Firstly to the wheel cleaning tool. The product was set up as per the manufacturer's instructions. Several locomotives, both diesel and steam, were cleaned but the results were inconclusive. Each locomotive had similar results. There was some slight evidence of wheel dirt on the white cleaning pads but there was also traces of dirt on the cotton wool ball (soaked in white spirit)  that I wiped over the bottom of the driving wheels after the initial clean. ( It is the white object above the last right hand driving wheel of 5131). Either the wheels of my locomotives were cleaner than I thought, or the product did not work as well as it was intended. The jury is still out and I think I may have to fiddle with it a bit to see if I can get a better result.

The track cleaner is a different story. I found the swivel handle to be a real positive although it does take some concentration to stop it slipping off the track.
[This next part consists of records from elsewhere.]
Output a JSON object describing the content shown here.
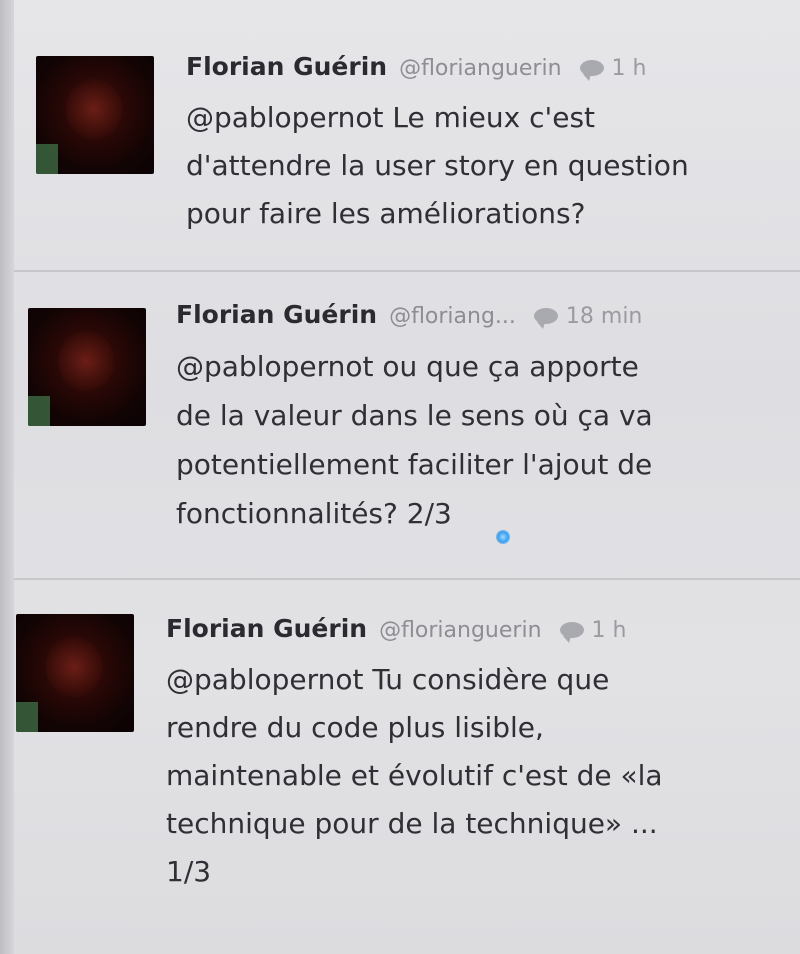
{
  "tweets": [
    {
      "name": "Florian Guérin",
      "handle": "@florianguerin",
      "time": "1 h",
      "text": "@pablopernot Le mieux c'est\nd'attendre la user story en question\npour faire les améliorations?"
    },
    {
      "name": "Florian Guérin",
      "handle": "@floriang...",
      "time": "18 min",
      "text": "@pablopernot ou que ça apporte\nde la valeur dans le sens où ça va\npotentiellement faciliter l'ajout de\nfonctionnalités?  2/3"
    },
    {
      "name": "Florian Guérin",
      "handle": "@florianguerin",
      "time": "1 h",
      "text": "@pablopernot Tu considère que\nrendre du code plus lisible,\nmaintenable et évolutif c'est de «la\ntechnique pour de la technique» ...\n1/3"
    }
  ],
  "icons": {
    "reply": "reply-bubble-icon",
    "cursor": "pointer-dot-icon"
  },
  "colors": {
    "background": "#e2e2e5",
    "name": "#2a2a30",
    "meta": "#8d8d94",
    "cursor": "#3aa0f0"
  }
}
There are four different types of pads provided. Two are felt and two are a rubberised compound similar to pencil and ink erasers. I have tended to use the white rubberised pads for most of my regular cleaning activities. The pads are reversible with one side grooved to allow it to follow both HO and N scale track. This process works reasonably well for code 100 track but I found that my ballasted code 83 track caused the pads to foul. The manufacturer recommends that the flat side of the pads be used to clean point work but I have found it best to use this configuration across all of my track.

The kit also includes a bottle of cleaning fluid. It does clean the pads but I don't think it will last too long. I'm not sure what it contains but I think I'll be looking for substitutes.

I believe this is a handy tool for track cleaning and it will certainly get regular use on Philip's Creek.

As I said at the start, there are many ways to clean tracks and wheels. As a final point, if you are interested in purchasing either product,  I recommend that you do some comparisons between suppliers as I found a wide variety of pricing.

Happy New Year to all.